[Dataset excerpts]
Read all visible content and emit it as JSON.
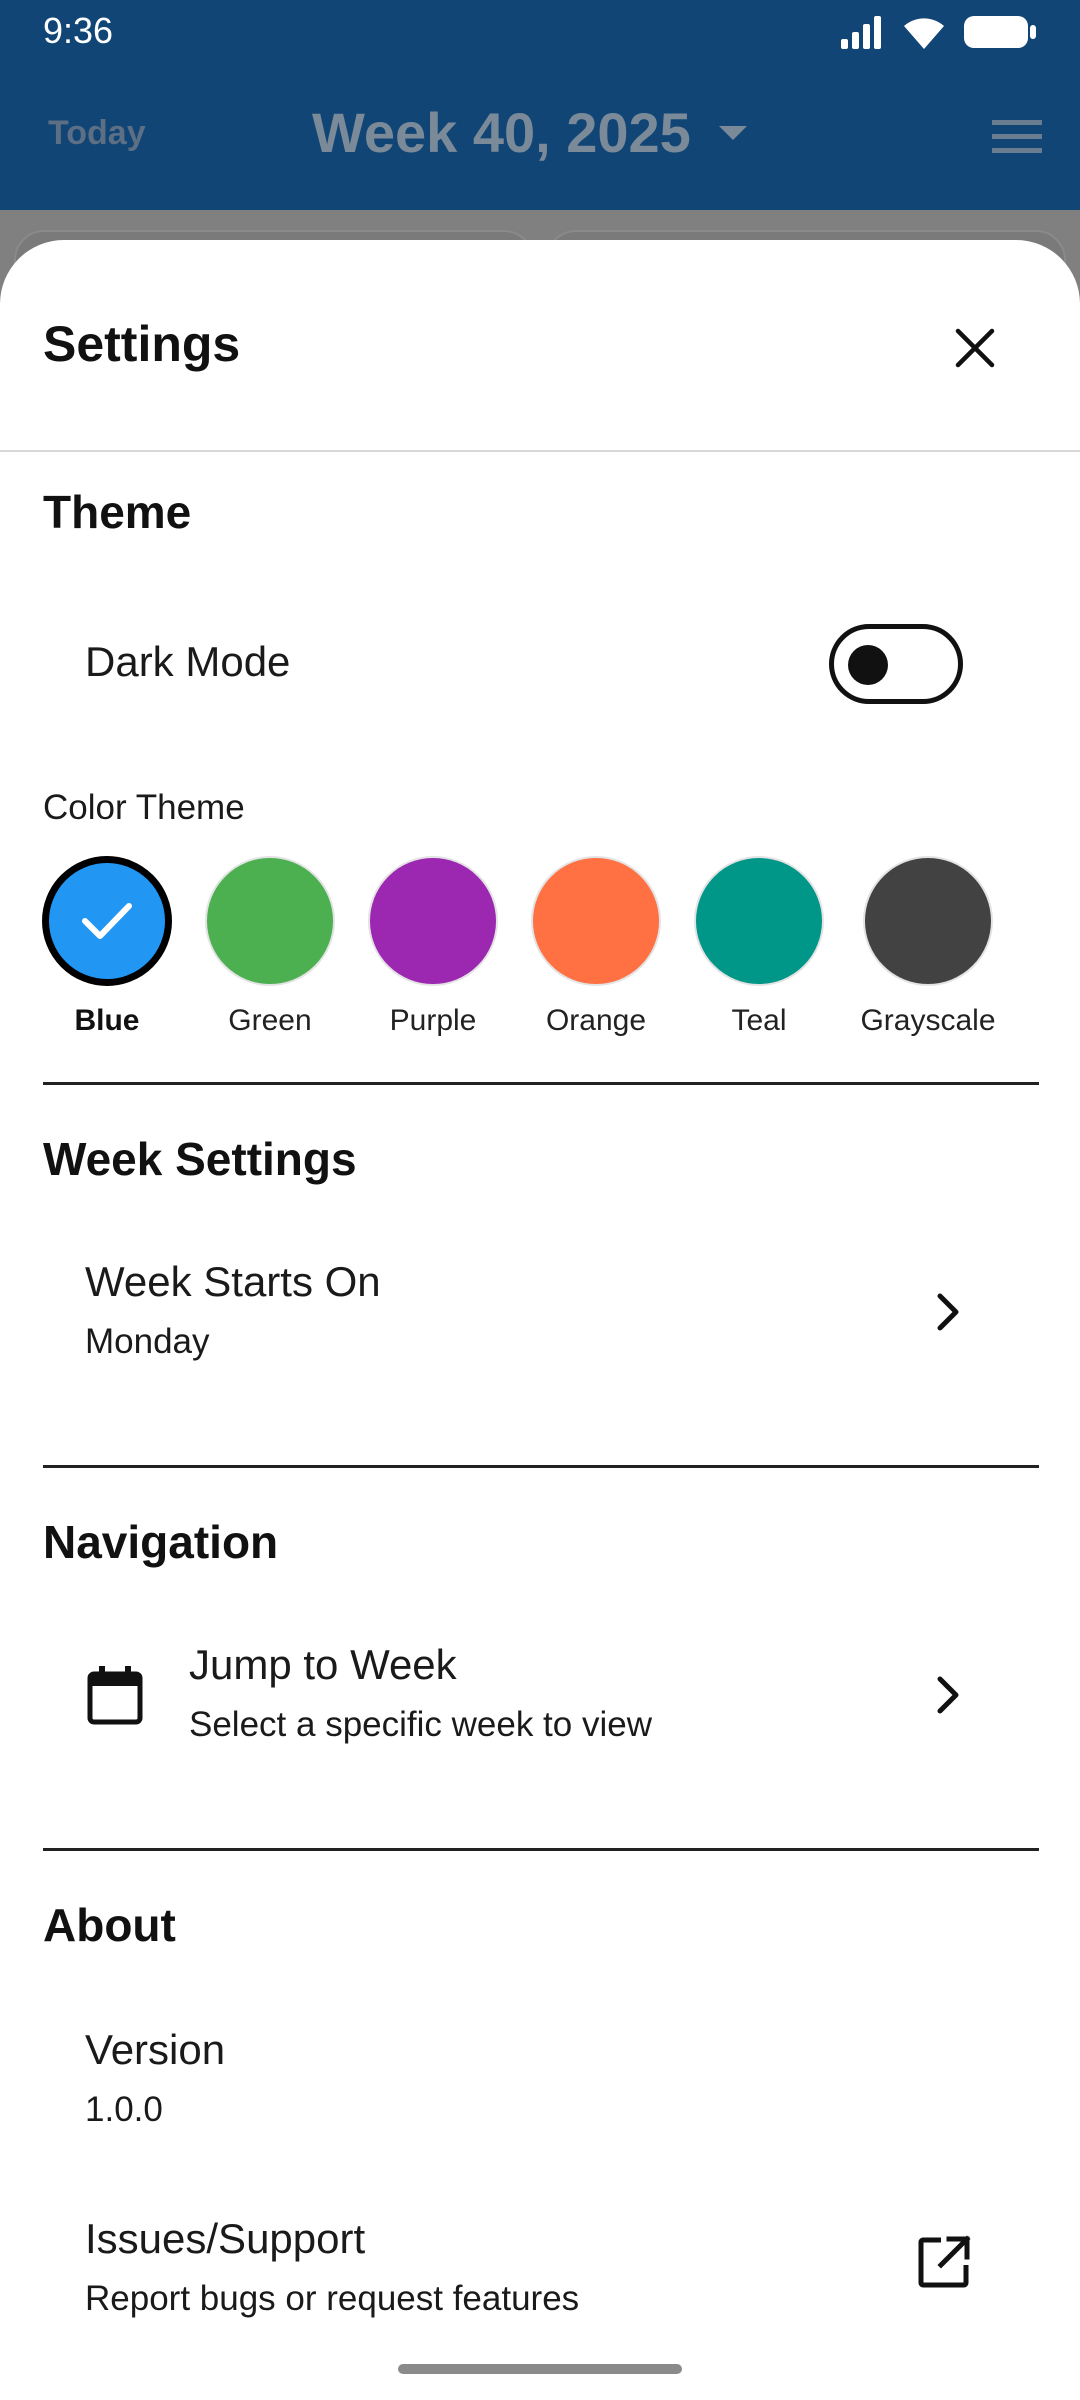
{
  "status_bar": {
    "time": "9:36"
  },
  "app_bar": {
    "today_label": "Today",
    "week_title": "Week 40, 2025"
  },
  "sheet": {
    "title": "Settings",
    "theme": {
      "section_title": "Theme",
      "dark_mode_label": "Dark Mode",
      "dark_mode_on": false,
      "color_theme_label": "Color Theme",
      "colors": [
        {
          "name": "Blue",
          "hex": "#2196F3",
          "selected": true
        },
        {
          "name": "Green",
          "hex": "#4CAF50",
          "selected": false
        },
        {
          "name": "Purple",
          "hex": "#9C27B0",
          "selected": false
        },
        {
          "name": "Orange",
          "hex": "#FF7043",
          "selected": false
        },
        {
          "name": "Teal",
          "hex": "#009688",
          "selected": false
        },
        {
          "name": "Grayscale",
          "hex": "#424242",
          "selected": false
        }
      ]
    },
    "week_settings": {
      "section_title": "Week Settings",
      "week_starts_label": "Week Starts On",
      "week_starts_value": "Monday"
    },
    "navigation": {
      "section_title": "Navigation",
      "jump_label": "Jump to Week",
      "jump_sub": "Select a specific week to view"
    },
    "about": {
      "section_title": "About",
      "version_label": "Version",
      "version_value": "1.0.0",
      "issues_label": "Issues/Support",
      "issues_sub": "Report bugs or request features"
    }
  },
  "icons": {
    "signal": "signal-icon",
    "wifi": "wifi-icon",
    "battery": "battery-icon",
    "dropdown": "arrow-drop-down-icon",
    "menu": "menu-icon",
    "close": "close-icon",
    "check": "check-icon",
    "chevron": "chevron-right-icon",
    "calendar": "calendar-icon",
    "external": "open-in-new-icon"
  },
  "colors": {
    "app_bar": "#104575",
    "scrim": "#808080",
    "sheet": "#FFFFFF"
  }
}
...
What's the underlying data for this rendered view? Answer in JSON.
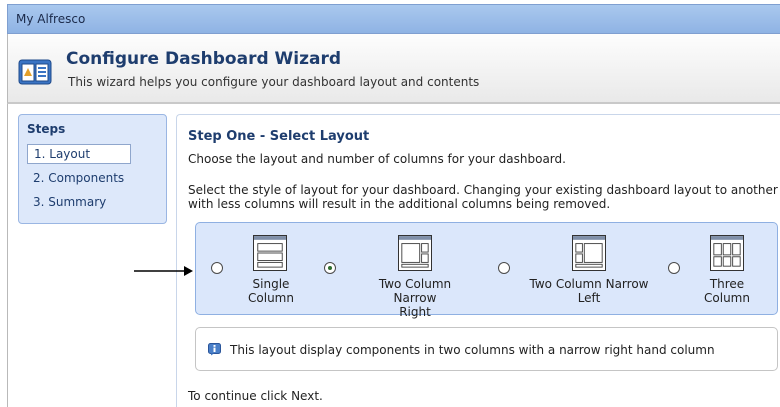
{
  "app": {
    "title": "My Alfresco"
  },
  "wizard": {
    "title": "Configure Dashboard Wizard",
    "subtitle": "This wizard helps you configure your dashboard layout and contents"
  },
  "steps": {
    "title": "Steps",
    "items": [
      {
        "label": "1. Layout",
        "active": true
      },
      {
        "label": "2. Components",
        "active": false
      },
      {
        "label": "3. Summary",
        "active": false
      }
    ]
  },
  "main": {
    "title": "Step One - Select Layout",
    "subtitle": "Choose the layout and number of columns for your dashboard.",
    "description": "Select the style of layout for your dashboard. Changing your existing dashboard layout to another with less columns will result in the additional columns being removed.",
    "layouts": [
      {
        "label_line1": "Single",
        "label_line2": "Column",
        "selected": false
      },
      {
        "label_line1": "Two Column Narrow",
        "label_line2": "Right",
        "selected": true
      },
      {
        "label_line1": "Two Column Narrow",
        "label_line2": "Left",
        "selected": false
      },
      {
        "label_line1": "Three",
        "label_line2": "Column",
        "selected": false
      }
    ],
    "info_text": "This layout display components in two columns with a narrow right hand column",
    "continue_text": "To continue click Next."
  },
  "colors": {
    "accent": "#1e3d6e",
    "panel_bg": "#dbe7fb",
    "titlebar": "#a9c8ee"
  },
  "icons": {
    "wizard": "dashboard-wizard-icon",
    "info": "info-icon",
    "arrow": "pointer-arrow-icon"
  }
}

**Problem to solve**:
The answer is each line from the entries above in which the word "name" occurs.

**Task response**:
          "name": "Blue",
          "name": "Green",
          "name": "Purple",
          "name": "Orange",
          "name": "Teal",
          "name": "Grayscale",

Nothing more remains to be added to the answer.